I noticed, tied to the gate, an aleg, a green cloth meant to attract blessings and ward off evil spirits, common among Shias. Was it a mark of domination, or atonement? Perhaps a token of remorse from the neighborhood, or even from someone linked to the militias? Regardless, the house was clearly abandoned. A Sunni family had been driven out, but no Shiite family seemed comfortable moving in. Despite the cycle of revenge, the tit-for-tat killings, perhaps this was no zero-sum game: An act of violence against Sunnis was not, at least in this case, the Shiite community’s gain.
Later, I called Abu Ammar to describe what I’d found. “Since the accident,” he said, “we always believed that there were people in the neighborhood, Shias, who had tried to help us. I don’t know, but maybe that’s why the man came to our house the night before, to warn us.” It was odd that the family always used this word, accident, to describe the massacre. Perhaps when official rhetoric is so starkly delineated, when ISIS is understood as the distillation of pure evil, one is left with no language to describe, or make sense of, the other side.

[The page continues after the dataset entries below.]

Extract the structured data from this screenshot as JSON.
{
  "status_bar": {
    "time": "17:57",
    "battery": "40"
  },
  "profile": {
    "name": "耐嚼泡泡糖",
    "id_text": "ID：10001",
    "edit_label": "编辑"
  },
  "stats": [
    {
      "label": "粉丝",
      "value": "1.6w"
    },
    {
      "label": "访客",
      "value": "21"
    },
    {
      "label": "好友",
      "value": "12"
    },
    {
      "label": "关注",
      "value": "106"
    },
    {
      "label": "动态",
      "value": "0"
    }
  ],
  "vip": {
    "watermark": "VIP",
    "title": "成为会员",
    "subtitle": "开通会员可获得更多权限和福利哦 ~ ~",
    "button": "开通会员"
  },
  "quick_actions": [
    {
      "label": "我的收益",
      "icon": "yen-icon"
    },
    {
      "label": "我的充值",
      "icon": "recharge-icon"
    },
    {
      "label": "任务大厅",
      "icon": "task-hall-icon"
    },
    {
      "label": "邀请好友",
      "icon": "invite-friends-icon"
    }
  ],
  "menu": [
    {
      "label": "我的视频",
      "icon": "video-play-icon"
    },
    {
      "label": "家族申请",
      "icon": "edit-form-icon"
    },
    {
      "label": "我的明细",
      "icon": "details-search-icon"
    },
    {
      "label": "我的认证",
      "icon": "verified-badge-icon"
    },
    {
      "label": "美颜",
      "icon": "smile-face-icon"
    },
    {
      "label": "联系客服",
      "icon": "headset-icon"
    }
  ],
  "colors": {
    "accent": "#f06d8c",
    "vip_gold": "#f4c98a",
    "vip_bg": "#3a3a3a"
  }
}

For the Sabars and so many others, to affix a label like terrorism to that other side is a privilege that belies the terrible choices this war against ISIS has foisted on them. When I last spoke with Abu Ammar, in December, he was in a hurry. Salam, Falah’s only surviving adult son, had been in town on leave, and he was getting ready to depart. He was now his family’s sole breadwinner, and his arrivals and departures had become occasions for family gatherings. It was early morning and Abu Ammar was about to drive Salam to the airport. Salam was dressed in blue fatigues and a beret. He was heading once again to the trenches of Anbar, gun slung over his shoulder and government ID in hand, to fight the Islamic State.